• _What is expected_: The full set of entries below, restated word for word and stripped of images, is the expected result.
*** Records for this exercise Section Begins ***
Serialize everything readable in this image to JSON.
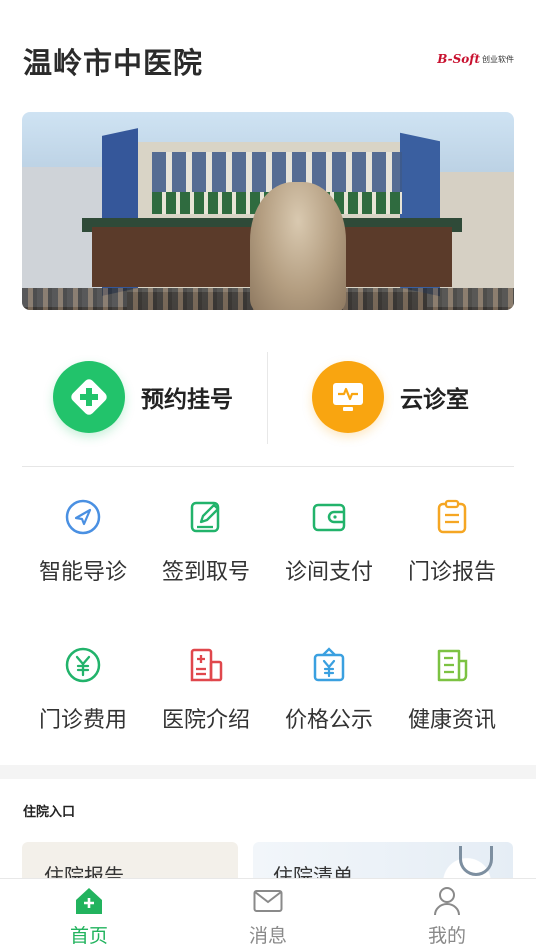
{
  "header": {
    "title": "温岭市中医院",
    "brand_mark": "B-Soft",
    "brand_text": "创业软件"
  },
  "quick_actions": [
    {
      "label": "预约挂号",
      "icon": "medical-cross-icon",
      "color": "#22c36b"
    },
    {
      "label": "云诊室",
      "icon": "monitor-pulse-icon",
      "color": "#f9a510"
    }
  ],
  "services": [
    {
      "label": "智能导诊",
      "icon": "compass-icon",
      "color": "#4a90e2"
    },
    {
      "label": "签到取号",
      "icon": "edit-icon",
      "color": "#22b36b"
    },
    {
      "label": "诊间支付",
      "icon": "wallet-icon",
      "color": "#22b36b"
    },
    {
      "label": "门诊报告",
      "icon": "clipboard-icon",
      "color": "#f5a623"
    },
    {
      "label": "门诊费用",
      "icon": "yuan-coin-icon",
      "color": "#22b36b"
    },
    {
      "label": "医院介绍",
      "icon": "hospital-doc-icon",
      "color": "#e0474c"
    },
    {
      "label": "价格公示",
      "icon": "price-tag-icon",
      "color": "#3aa0e0"
    },
    {
      "label": "健康资讯",
      "icon": "news-icon",
      "color": "#7cc242"
    }
  ],
  "inpatient": {
    "section_title": "住院入口",
    "cards": [
      {
        "title": "住院报告"
      },
      {
        "title": "住院清单"
      }
    ]
  },
  "tabbar": [
    {
      "label": "首页",
      "icon": "home-icon",
      "active": true
    },
    {
      "label": "消息",
      "icon": "mail-icon",
      "active": false
    },
    {
      "label": "我的",
      "icon": "user-icon",
      "active": false
    }
  ],
  "colors": {
    "accent": "#22b35e",
    "tab_inactive": "#8a8a8a"
  }
}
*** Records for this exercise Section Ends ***
• _Solution for this task_:
Serialize everything readable in this image to JSON.
{
  "header": {
    "title": "温岭市中医院",
    "brand_mark": "B-Soft",
    "brand_text": "创业软件"
  },
  "quick_actions": [
    {
      "label": "预约挂号",
      "icon": "medical-cross-icon",
      "color": "#22c36b"
    },
    {
      "label": "云诊室",
      "icon": "monitor-pulse-icon",
      "color": "#f9a510"
    }
  ],
  "services": [
    {
      "label": "智能导诊",
      "icon": "compass-icon",
      "color": "#4a90e2"
    },
    {
      "label": "签到取号",
      "icon": "edit-icon",
      "color": "#22b36b"
    },
    {
      "label": "诊间支付",
      "icon": "wallet-icon",
      "color": "#22b36b"
    },
    {
      "label": "门诊报告",
      "icon": "clipboard-icon",
      "color": "#f5a623"
    },
    {
      "label": "门诊费用",
      "icon": "yuan-coin-icon",
      "color": "#22b36b"
    },
    {
      "label": "医院介绍",
      "icon": "hospital-doc-icon",
      "color": "#e0474c"
    },
    {
      "label": "价格公示",
      "icon": "price-tag-icon",
      "color": "#3aa0e0"
    },
    {
      "label": "健康资讯",
      "icon": "news-icon",
      "color": "#7cc242"
    }
  ],
  "inpatient": {
    "section_title": "住院入口",
    "cards": [
      {
        "title": "住院报告"
      },
      {
        "title": "住院清单"
      }
    ]
  },
  "tabbar": [
    {
      "label": "首页",
      "icon": "home-icon",
      "active": true
    },
    {
      "label": "消息",
      "icon": "mail-icon",
      "active": false
    },
    {
      "label": "我的",
      "icon": "user-icon",
      "active": false
    }
  ],
  "colors": {
    "accent": "#22b35e",
    "tab_inactive": "#8a8a8a"
  }
}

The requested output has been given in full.